I very clearly presumed you had the same stance as me, pro walking toggle. I find the point I am trying to make very articulate so sorry. As I mentioned earlier combat stances have a very minor use in signalling the beginning and end of a fight. The current request in this thread is for Obsidian to add the toggle alongside everything else in the game. It has been their decision to (so far) not spend any money or time on this feature. This suggest to some degree that they do not see it as worthy of their resources. Everything else in the game they have already decided is worthy of them. Unless we are trying to request that they put the funds for one feature towards a walking toggle instead, the mention of other features add nothing as their existance does not give Obsidian the resources for the toggle or the popularity to make it worth adding.
My apologies. It is I who misunderstood you. I now know what you mean. You have a good point, but I think it is for us to discuss the merits of ideas, and for Obsidian to decide their value and priority. Whether or not they are going to decide to somehow get walking into the game should not have any bearing upon whether or not we ask that it be in there if at all possible (reasonably, obviously -- we don't want them to remove a chapter of the story so that resources can be re-allocated for walking animations).
But, yes, in a way, we're asking them to reprioritize, if that is what needs to reasonably happen. In Pillars 1, we all asked for individual stealth. Before the game was actually coded and built, it was planned. So, A, B, and C were in the plan, none of which were individual stealth. Would we have liked for them to have removed something else and put Individual Stealth into the plan? Yes.
Walking is a naturally lower priority than individual stealth, as it does not have as significant of an impact. Yet the point remains.
Well that's a bad example, as there is a great reason why you need an "at ease" stance and it's gameplay based. Simply put, it's a indicator to show you are locked in / out of combat.
Example: A fight goes poorly, your team is getting beat down, you decide to take the better part of valor. How do you know when you have run far enough away that you escaped combat? Easy: Your characters switch to their "at ease" stance.
It's actually quite an apt example. The out-of-combat stance isn't needed. There are numerous other ways in which to quickly and easily indicate that combat is over: music, icons, HUD-change, etc. Honestly, it's easier to indicate that without a visual character-model change than it is to indicate whether or not your character is moving faster/slower than normal without a visual character model/animation change.

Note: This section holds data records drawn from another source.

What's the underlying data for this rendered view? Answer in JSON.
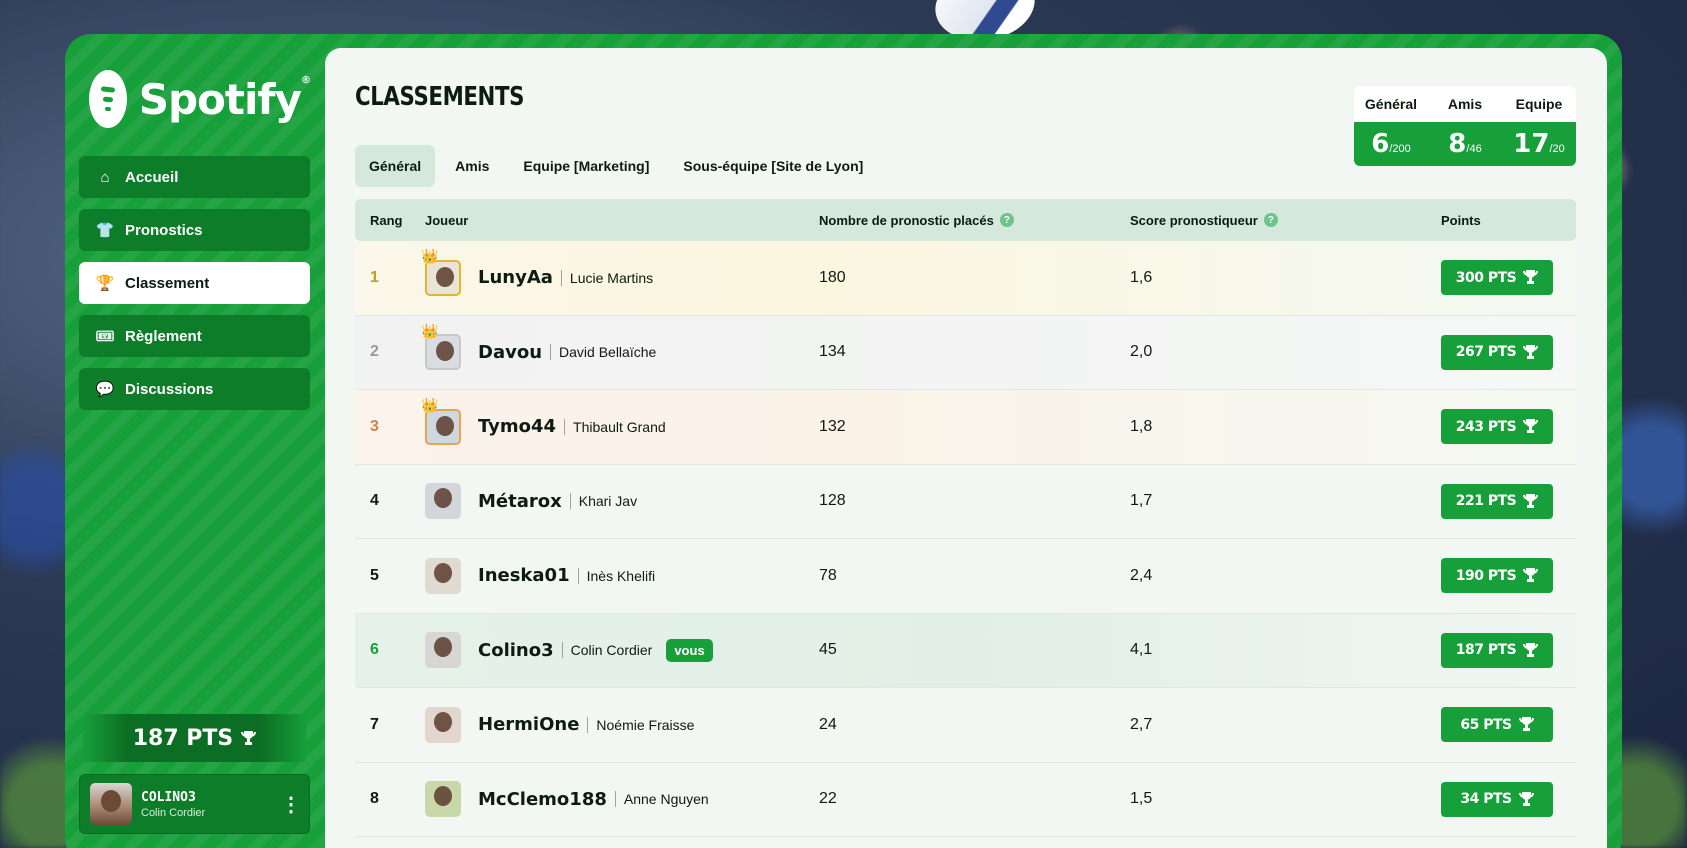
{
  "brand": {
    "name": "Spotify",
    "reg": "®"
  },
  "nav": [
    {
      "label": "Accueil",
      "icon": "home-icon",
      "glyph": "⌂",
      "active": false
    },
    {
      "label": "Pronostics",
      "icon": "jersey-icon",
      "glyph": "👕",
      "active": false
    },
    {
      "label": "Classement",
      "icon": "trophy-icon",
      "glyph": "🏆",
      "active": true
    },
    {
      "label": "Règlement",
      "icon": "tickets-icon",
      "glyph": "🎟",
      "active": false
    },
    {
      "label": "Discussions",
      "icon": "chat-icon",
      "glyph": "💬",
      "active": false
    }
  ],
  "sidebar_points": "187 PTS",
  "user": {
    "handle": "COLINO3",
    "name": "Colin Cordier"
  },
  "page": {
    "title": "CLASSEMENTS"
  },
  "tabs": [
    {
      "label": "Général",
      "active": true
    },
    {
      "label": "Amis",
      "active": false
    },
    {
      "label": "Equipe [Marketing]",
      "active": false
    },
    {
      "label": "Sous-équipe [Site de Lyon]",
      "active": false
    }
  ],
  "ranks": [
    {
      "label": "Général",
      "value": "6",
      "total": "/200"
    },
    {
      "label": "Amis",
      "value": "8",
      "total": "/46"
    },
    {
      "label": "Equipe",
      "value": "17",
      "total": "/20"
    }
  ],
  "table": {
    "headers": {
      "rank": "Rang",
      "player": "Joueur",
      "count": "Nombre de pronostic placés",
      "score": "Score pronostiqueur",
      "points": "Points"
    },
    "help_glyph": "?",
    "you_badge": "vous",
    "rows": [
      {
        "rank": "1",
        "handle": "LunyAa",
        "name": "Lucie Martins",
        "count": "180",
        "score": "1,6",
        "points": "300 PTS",
        "medal": "gold"
      },
      {
        "rank": "2",
        "handle": "Davou",
        "name": "David Bellaïche",
        "count": "134",
        "score": "2,0",
        "points": "267 PTS",
        "medal": "silver"
      },
      {
        "rank": "3",
        "handle": "Tymo44",
        "name": "Thibault Grand",
        "count": "132",
        "score": "1,8",
        "points": "243 PTS",
        "medal": "bronze"
      },
      {
        "rank": "4",
        "handle": "Métarox",
        "name": "Khari Jav",
        "count": "128",
        "score": "1,7",
        "points": "221 PTS",
        "medal": ""
      },
      {
        "rank": "5",
        "handle": "Ineska01",
        "name": "Inès Khelifi",
        "count": "78",
        "score": "2,4",
        "points": "190 PTS",
        "medal": ""
      },
      {
        "rank": "6",
        "handle": "Colino3",
        "name": "Colin Cordier",
        "count": "45",
        "score": "4,1",
        "points": "187 PTS",
        "medal": "",
        "me": true
      },
      {
        "rank": "7",
        "handle": "HermiOne",
        "name": "Noémie Fraisse",
        "count": "24",
        "score": "2,7",
        "points": "65 PTS",
        "medal": ""
      },
      {
        "rank": "8",
        "handle": "McClemo188",
        "name": "Anne Nguyen",
        "count": "22",
        "score": "1,5",
        "points": "34 PTS",
        "medal": ""
      }
    ]
  },
  "colors": {
    "brand_green": "#179f3a",
    "dark_green": "#0e7d2a",
    "rank_gold": "#b8a21e",
    "rank_silver": "#9a9a9a",
    "rank_bronze": "#d2834a",
    "rank_me": "#179f3a"
  }
}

Let's say your main character gets slowed by 15%. How easy is it to tell that you happen to be moving 15% slower across the battlefield when he's just doing his joggy animation, but gliding across the screen slightly less speedily? Same goes for a speed boost.
If you were to simply look at the person and see "Oh, they're running" or "Oh, they're blatantly walking," you'd very quickly know what's going on.
As for the whole "People obviously want to move faster than slower," slow-er than what, exactly? Do they want to move infinitely fast? Or is there a certain amount of speed with which they want to move? Ultimately, that question all comes down to one thing: In any given part of a game like this, does a player want to instantly skip out of there, or does a player want to move at a finite speed through the area? Barring "Oh, I just want to go back to town now," I would assume that a reasonable player wants to move at a finite amount of speed through an area. Do they want to move 1 pixel per hour? Of course not. Do they want to move at the speed of sound, though? Of course not. It has to be somewhere in-between. So "faster" doesn't really mean anything. And how slowly would you expect physically fit characters to walk? They're not sneaking. They're just walking. People walk for exercise, for crying out loud.
Let's look at it one more way. When you see, say, a Lord of the Rings film, and the party is traveling through the woods, are they constantly sprinting at full-speed? Nope. And when they walk for 20 seconds, then crazy stuff happens, do you stop and think "Man... that took way too long. They really should've been moving a wee bit faster through there, maybe a light jog, so that it only took them TEN seconds to get to the fork in the road where they were beset by orcs or some dialogue took place"? Most likely not.
The rate at which a player becomes bored watching his characters move through an area has a lot more to do with the pacing of the area and dialogue exposition, etc., than it does with how fast the characters are traveling. And instantly intuitive visual cues of "Oh, my characters are hiking through this tough terrain" or "Oh, my characters are charging into battle like there's no tomorrow" would be plentily valuable, objectively so. Going back to what Baltic was getting at... am I to decide it's relatively MORE important than any of the other stuff they have planned? Of course not. That's not for me to decide. But, is it a pointless request/topic for discussion? Hardly. Nor was my example a bad one for its goal.
Oh, and @gogocactus: Thanks. . I missed you guys, too. I finally have computer time on a regular basis once more, so I figured I'd drop in on some high-quality discussification.
Edited by Lephys, 12 September 2017 - 11:31 AM.